What is required
If a line in the data holds "performTask", copy that line out in full.

Task input

* * * * *

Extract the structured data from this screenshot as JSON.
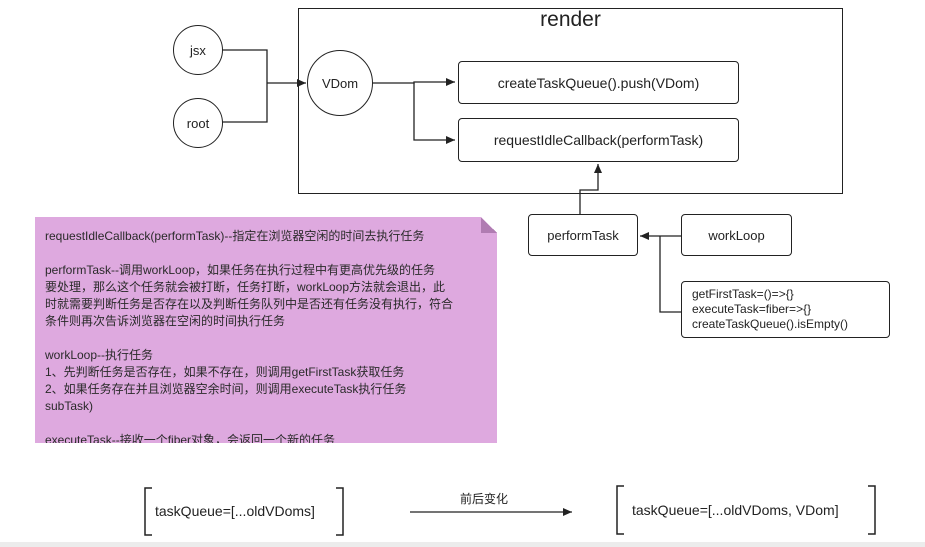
{
  "render": {
    "title": "render"
  },
  "nodes": {
    "jsx": "jsx",
    "root": "root",
    "vdom": "VDom",
    "createTaskQueue": "createTaskQueue().push(VDom)",
    "requestIdleCallback": "requestIdleCallback(performTask)",
    "performTask": "performTask",
    "workLoop": "workLoop"
  },
  "functions": [
    "getFirstTask=()=>{}",
    "executeTask=fiber=>{}",
    "createTaskQueue().isEmpty()"
  ],
  "note": {
    "p1": [
      "requestIdleCallback(performTask)--指定在浏览器空闲的时间去执行任务"
    ],
    "p2": [
      "performTask--调用workLoop，如果任务在执行过程中有更高优先级的任务",
      "要处理，那么这个任务就会被打断，任务打断，workLoop方法就会退出，此",
      "时就需要判断任务是否存在以及判断任务队列中是否还有任务没有执行，符合",
      "条件则再次告诉浏览器在空闲的时间执行任务"
    ],
    "p3": [
      "workLoop--执行任务",
      "1、先判断任务是否存在，如果不存在，则调用getFirstTask获取任务",
      "2、如果任务存在并且浏览器空余时间，则调用executeTask执行任务",
      "subTask)"
    ],
    "p4": [
      "executeTask--接收一个fiber对象，会返回一个新的任务"
    ]
  },
  "queue": {
    "before": "taskQueue=[...oldVDoms]",
    "arrow_label": "前后变化",
    "after": "taskQueue=[...oldVDoms, VDom]"
  }
}
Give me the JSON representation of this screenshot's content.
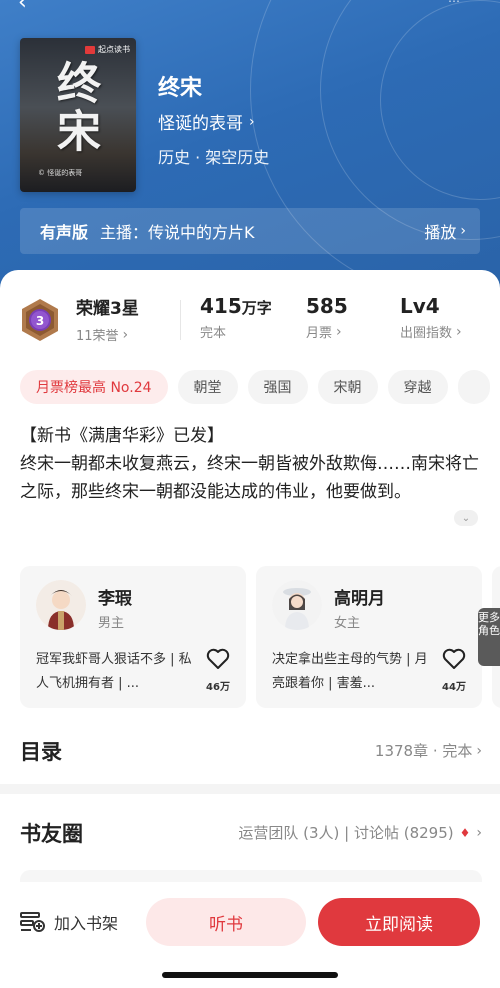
{
  "hero": {
    "cover": {
      "publisher": "起点读书",
      "big_title": "终宋",
      "author_tag": "© 怪诞的表哥"
    },
    "title": "终宋",
    "author": "怪诞的表哥",
    "genre": "历史 · 架空历史",
    "audio": {
      "tag": "有声版",
      "narrator": "主播：传说中的方片K",
      "play_label": "播放"
    }
  },
  "stats": {
    "honor_level": "荣耀3星",
    "badge_number": "3",
    "honor_count": "11荣誉",
    "words_value": "415",
    "words_unit": "万字",
    "words_label": "完本",
    "monthly_votes_value": "585",
    "monthly_votes_label": "月票",
    "circle_level_value": "Lv4",
    "circle_level_label": "出圈指数"
  },
  "tags": [
    "月票榜最高 No.24",
    "朝堂",
    "强国",
    "宋朝",
    "穿越"
  ],
  "intro": {
    "line1": "【新书《满唐华彩》已发】",
    "body": "终宋一朝都未收复燕云，终宋一朝皆被外敌欺侮……南宋将亡之际，那些终宋一朝都没能达成的伟业，他要做到。"
  },
  "characters": [
    {
      "name": "李瑕",
      "role": "男主",
      "desc": "冠军我虾哥人狠话不多 | 私人飞机拥有者 | ...",
      "likes": "46万"
    },
    {
      "name": "高明月",
      "role": "女主",
      "desc": "决定拿出些主母的气势 | 月亮跟着你 | 害羞...",
      "likes": "44万"
    }
  ],
  "more_roles": "更多角色",
  "catalog": {
    "heading": "目录",
    "info": "1378章 · 完本"
  },
  "circle": {
    "heading": "书友圈",
    "info": "运营团队 (3人) | 讨论帖 (8295)"
  },
  "bottom": {
    "shelf_label": "加入书架",
    "listen_label": "听书",
    "read_label": "立即阅读"
  },
  "colors": {
    "accent": "#e0393e",
    "hero_blue": "#2d6bb5"
  }
}
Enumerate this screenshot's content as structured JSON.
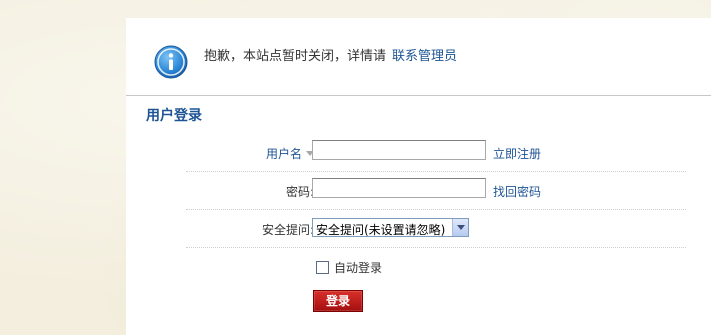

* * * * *

Worked solution
    "requestIdleCallback": "requestIdleCallback(performTask)",
    "performTask": "performTask",
      "requestIdleCallback(performTask)--指定在浏览器空闲的时间去执行任务"
      "performTask--调用workLoop，如果任务在执行过程中有更高优先级的任务",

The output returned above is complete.